One-third of corporate managers lead with fear, survey says

More than one-third of emerging corporate leaders in the U.S. lead through fear, which creates work environments that cost the economy $36 billion annually in lost productivity, according to a Nov. 6 report from executive leader Margot Faraci.

In a survey, fear-based leaders were those who said they always or often experienced anxiety, micromanagement, imposter syndrome, anger, unwillingness to receive feedback, hesitancy to speak up, complacency and quiet quitting.

“An entire generation of leaders is creating a workplace culture marred by systemic fear and this culture is causing a massive loss of productivity, to the tune of billions of dollars a year,” Faraci, a speaker, author and coach who focuses on corporate performance, said in a statement. “To break this toxic cycle, we need leaders to turn away from fear and embrace courage, honest communication and compassion.”

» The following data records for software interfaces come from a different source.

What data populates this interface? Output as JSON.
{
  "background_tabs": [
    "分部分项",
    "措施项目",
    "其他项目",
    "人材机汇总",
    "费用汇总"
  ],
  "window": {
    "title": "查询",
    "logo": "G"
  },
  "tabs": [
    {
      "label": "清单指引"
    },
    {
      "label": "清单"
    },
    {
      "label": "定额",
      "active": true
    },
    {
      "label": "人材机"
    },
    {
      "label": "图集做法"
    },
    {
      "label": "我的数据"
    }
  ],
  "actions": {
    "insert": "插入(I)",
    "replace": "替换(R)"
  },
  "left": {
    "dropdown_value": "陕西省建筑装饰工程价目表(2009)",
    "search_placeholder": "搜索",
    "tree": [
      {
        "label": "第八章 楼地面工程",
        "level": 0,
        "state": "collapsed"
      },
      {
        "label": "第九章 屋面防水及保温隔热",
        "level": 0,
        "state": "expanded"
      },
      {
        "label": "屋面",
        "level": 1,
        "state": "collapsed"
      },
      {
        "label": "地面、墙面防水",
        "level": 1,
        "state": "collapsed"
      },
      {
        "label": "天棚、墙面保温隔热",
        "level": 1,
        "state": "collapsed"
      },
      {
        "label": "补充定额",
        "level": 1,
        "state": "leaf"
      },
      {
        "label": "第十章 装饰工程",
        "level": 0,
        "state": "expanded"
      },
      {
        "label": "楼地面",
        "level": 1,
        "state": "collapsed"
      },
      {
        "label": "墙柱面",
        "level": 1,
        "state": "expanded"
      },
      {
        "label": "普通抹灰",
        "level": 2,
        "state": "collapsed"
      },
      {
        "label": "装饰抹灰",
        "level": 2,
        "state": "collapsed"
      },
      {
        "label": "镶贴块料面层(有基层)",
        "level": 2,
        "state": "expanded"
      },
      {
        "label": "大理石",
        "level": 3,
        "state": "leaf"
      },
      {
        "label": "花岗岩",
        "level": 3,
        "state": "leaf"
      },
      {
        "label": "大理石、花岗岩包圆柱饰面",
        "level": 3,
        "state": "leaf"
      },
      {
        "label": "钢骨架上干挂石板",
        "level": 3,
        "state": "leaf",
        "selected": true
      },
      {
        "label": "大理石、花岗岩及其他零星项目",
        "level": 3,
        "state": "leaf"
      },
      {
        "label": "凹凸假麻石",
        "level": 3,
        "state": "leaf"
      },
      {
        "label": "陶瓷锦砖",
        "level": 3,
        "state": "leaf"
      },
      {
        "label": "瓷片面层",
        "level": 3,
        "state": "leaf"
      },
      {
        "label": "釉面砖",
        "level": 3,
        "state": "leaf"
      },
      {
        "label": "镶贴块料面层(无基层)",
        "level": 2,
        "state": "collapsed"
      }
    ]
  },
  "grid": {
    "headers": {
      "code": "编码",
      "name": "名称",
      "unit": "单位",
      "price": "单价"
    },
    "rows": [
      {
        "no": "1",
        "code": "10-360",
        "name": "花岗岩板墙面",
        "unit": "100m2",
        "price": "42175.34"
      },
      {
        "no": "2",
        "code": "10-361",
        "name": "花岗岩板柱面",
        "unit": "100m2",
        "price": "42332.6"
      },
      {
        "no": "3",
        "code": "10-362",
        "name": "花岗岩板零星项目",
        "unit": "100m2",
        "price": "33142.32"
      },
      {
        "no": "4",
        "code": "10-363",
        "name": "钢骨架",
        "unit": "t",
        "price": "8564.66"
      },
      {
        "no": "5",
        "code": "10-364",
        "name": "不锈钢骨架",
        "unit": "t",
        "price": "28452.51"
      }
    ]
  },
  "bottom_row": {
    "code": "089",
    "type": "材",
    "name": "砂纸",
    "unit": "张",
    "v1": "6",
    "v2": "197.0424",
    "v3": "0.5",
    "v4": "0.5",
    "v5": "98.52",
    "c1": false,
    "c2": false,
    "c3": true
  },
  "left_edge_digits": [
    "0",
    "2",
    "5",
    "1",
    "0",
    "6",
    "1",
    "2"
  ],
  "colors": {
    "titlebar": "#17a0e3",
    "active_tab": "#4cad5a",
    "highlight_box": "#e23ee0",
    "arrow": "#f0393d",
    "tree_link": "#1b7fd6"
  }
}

In a survey of nearly 2,500 managers between ages 24-54 who work in corporate offices with more than 500 employees, 36% were found to be leading through fear. This translates to a loss of 10 hours per week in productivity for their companies, or equivalent to $28,750 a year per leader — and $36 billion annually nationwide.

Nearly 40% of fear-based leaders said they strongly believe that stress can be positively harnessed. At the same time, 90% of fear-based leaders said they witnessed a decline in employee productivity. In addition, about half said they noticed a drop in performance from their teams, while nearly 60% acknowledged that their direct reports are “unhappy with their job.”

Even still, there are promising opportunities to reverse the trend of fear-based leadership, according to the report. About 8 in 10 leaders expressed a positive view of compassion and vulnerability in the workplace.

Fear-based leadership qualities, such as micromanagement and inefficiency, can lead to major retention challenges. In a recent survey from Ten Spot, nearly half of employees said they have a manager who makes them want to quit their job.

The effects are even worse in workplaces where employees feel they can’t speak up without fear of repercussion, according to data from DEI consulting firm The Courage Collective. In particular, toxic workplaces that lack psychological safety can lead to increased turnover among employees of color.

Leadership training and development could help. Employee trust in leadership has declined this year, according to a report from Challenger, Gray & Christmas, Inc., largely due to inefficacy, inconsistency and poor communication. Workers also reported major burnout, which they attributed to leadership. Training may help with negative views around leader efficacy, communication and company culture.